East: Being a father put politics in perspective because every voice counts. The President doesn’t care about people of color, so we must come together to bring change in today’s society. I’m totally against the government and what it stands for. I truly believe in and love supporting youth, especially with pre-election rallies like the Young Get It Done movement, encouraging our leaders of tomorrow to vote. It is their time to be the change our ancestors fought and died for.
MillBuzz: How would you describe your experience the first time you voted?
East: The midterm election will be my first time officially voting in my almost thirty years of life. The youth has inspired me to want to be more involved.

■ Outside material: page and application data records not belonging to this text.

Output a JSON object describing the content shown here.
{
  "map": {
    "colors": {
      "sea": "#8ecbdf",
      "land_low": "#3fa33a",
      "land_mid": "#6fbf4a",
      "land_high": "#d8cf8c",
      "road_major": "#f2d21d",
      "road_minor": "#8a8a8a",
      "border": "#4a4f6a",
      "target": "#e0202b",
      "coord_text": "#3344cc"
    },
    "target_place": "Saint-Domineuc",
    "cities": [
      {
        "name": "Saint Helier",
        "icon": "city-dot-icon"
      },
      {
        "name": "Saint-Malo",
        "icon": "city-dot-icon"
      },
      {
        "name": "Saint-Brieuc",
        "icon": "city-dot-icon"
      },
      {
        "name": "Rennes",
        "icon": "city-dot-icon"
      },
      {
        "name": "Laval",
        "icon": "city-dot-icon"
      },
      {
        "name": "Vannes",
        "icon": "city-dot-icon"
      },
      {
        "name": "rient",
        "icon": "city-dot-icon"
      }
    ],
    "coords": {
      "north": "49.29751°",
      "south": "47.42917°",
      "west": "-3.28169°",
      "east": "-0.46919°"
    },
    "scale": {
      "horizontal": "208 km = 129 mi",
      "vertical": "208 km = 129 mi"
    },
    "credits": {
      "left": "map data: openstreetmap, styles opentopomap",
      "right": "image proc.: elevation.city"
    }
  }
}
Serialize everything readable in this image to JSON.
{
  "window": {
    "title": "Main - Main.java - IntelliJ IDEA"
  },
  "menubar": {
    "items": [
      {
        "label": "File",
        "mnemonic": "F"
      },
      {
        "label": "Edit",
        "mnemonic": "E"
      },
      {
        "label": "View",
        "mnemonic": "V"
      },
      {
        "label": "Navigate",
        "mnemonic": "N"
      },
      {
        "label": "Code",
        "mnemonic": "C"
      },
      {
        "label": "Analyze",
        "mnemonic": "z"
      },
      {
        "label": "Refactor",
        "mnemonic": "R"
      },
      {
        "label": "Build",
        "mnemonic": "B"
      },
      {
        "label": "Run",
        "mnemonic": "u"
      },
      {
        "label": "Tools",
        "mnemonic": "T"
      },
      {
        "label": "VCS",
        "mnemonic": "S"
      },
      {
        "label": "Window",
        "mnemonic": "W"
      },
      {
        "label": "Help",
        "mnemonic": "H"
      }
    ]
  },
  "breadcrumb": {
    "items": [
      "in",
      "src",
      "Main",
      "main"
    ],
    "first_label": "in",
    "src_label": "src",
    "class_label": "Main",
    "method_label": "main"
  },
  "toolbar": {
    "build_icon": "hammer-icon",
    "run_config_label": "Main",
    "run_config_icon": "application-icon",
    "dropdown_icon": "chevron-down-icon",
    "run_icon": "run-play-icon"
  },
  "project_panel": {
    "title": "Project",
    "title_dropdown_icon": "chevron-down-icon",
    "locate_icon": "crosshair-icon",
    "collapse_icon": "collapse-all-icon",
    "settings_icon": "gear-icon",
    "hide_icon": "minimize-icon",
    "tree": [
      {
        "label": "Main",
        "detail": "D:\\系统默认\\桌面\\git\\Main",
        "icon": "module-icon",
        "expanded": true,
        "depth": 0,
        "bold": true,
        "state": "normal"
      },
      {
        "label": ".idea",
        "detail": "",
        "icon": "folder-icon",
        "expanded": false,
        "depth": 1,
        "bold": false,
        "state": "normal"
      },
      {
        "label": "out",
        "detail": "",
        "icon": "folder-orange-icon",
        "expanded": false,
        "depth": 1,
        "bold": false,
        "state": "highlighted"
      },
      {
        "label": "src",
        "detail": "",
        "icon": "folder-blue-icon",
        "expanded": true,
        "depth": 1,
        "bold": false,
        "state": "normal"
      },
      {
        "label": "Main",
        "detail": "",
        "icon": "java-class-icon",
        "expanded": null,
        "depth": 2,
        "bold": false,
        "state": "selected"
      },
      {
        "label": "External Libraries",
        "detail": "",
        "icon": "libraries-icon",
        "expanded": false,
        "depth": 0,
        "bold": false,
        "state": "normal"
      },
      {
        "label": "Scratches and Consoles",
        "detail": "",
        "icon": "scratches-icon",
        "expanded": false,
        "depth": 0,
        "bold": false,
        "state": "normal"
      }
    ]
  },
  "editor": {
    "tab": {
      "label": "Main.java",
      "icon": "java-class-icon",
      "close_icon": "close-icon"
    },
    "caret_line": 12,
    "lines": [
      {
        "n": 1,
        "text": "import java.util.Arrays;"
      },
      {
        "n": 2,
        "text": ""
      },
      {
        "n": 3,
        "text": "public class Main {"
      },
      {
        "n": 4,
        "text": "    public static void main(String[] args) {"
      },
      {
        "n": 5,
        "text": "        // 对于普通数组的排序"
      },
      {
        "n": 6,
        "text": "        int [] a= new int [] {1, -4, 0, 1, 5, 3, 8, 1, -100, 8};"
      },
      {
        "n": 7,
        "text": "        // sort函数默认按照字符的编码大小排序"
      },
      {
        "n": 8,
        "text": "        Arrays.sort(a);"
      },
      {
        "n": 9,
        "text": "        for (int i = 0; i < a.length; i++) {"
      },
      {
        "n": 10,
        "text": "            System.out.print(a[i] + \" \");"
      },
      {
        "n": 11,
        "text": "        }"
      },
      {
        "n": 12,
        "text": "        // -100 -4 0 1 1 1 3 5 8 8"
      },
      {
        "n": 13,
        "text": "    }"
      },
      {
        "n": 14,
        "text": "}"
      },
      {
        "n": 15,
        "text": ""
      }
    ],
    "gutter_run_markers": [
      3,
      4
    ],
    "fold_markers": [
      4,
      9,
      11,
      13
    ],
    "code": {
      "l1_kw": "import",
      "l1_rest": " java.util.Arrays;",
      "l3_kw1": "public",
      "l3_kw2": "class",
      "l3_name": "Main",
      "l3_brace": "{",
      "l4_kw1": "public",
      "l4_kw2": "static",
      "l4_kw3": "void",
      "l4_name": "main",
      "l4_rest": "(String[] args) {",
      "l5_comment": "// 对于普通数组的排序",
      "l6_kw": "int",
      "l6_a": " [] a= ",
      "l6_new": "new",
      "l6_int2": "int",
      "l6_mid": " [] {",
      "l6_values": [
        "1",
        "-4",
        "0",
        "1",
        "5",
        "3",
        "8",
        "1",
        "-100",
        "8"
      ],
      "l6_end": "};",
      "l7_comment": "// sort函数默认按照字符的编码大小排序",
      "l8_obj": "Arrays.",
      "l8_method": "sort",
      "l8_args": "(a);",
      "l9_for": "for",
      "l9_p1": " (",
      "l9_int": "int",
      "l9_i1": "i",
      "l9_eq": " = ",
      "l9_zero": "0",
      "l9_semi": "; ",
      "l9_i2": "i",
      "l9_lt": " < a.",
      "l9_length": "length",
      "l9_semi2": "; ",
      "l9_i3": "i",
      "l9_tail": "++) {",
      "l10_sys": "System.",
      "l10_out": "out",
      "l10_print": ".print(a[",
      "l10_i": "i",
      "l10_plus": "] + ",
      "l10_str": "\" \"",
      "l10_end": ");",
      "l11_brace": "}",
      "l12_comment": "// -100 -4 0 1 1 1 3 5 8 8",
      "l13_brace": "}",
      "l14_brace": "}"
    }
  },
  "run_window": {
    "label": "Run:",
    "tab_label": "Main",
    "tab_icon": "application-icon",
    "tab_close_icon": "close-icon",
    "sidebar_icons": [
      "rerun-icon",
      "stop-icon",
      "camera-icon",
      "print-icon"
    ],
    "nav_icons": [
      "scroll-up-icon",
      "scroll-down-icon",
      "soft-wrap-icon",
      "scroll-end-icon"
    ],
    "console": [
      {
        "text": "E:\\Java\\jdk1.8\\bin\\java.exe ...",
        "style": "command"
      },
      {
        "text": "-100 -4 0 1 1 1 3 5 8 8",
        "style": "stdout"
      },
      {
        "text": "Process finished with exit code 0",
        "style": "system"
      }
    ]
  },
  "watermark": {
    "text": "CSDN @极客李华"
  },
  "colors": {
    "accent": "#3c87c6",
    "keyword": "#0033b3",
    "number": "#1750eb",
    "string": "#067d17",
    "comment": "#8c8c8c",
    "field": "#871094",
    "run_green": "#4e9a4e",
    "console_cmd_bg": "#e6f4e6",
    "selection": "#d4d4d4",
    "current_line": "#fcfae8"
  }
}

MillBuzz: What would you say to the millennial father that doesn’t believe his vote will make or break the state of our country?
East: Father’s should want to vote for the sake of their children’s future. We must build each other up to make change happen.
MillBuzz: What’s next for Dave East?
East: I’m featured in a few movies and tour dates will be dropping soon, too.
The talented rapper G Herbo just celebrated his “Jordan Year” birthday and exudes maturity and wisdom. He believes social media distorts the true depiction of what’s reality, which consists of time with his family and most importantly, his son.
MillBuzz: What is work life balance in the digital age?
Herbo: I’m honestly an introvert and only use social media to connect with my fans, for them to get to know the real me. If it wasn’t necessary to have social media for business purposes, I more than likely wouldn’t have it. I have a good grasp on my work life balance, solely because it revolves around my son. My son is my number one priority, and my tour dates and press and media conferences are based around him. I’m investing in my son’s future, by working hard now so I can show him that he can have it all in this digital age.
MillBuzz: What would you say to that millennial father that doesn’t believe his vote will make or break the state of our country?
Herbo: We complain so much about life, and don’t do anything about it. You have to want to put in the effort, and not half ass your way through life. Just simply get your ass up and be the change! Go after that job, help your kid with their homework, be at the parent teacher conference that could make or break your child’s future. It’s all about decisions that a father is willing to make. Either he will be lazy or get active.
MillBuzz: With your super dope EP Ariography & Pho, when did you realize singing and songwriting was your calling?
Lennox: I didn’t know songwriting was my calling because I was like singers don’t write music, and their role is singing first and songwriting second. For a long time, I doubted my ability to write songs because of someone else’s opinion. I decided to challenge myself to write, and now people are singing songs that I wrote.
MillBuzz: Since being signed to J. Cole’s Dreamville label, what have you learned about the music industry and how it relates to politics?
Lennox: I appreciate the Young Gets It Done movement because as artists, we have an unmatched on the youth impact, just like politicians, so it’s important that we vote and encourage other millennials as well. People in office are ruining lives for people of color silently, and as an artist I feel obligated to evoke change with my new platform.
MillBuzz: How does it feel to hit the stage right outside your hometown singing “Whipped Cream” and encouraging today’s generation to vote in this year’s midterm elections? Can you sum it up in three words?
Lennox: A freakin’ blessing! My mom grew up in Baltimore & my late uncle was once a professor at Morgan State University. It’s definitely nostalgic!
MillBuzz: What’s next for Ari Lennox? Can we expect an Ari Lennox and J. Cole collab to bless the radio waves anytime soon?
Lennox: Yes, actually! I can’t share too many details but an Ari Lennox and J. Cole collab is underway as we speak. I’m also dropping an EP soon, and an album in 2019.
The Young Gets It Done pre-election day rally was an empowering event that showed millennials that even though we may feel powerless with the current administration, there is power in our voice and our vote. The only ones that can take away our voice and our right to vote is ourselves.
On Tuesday November 6th VOTE!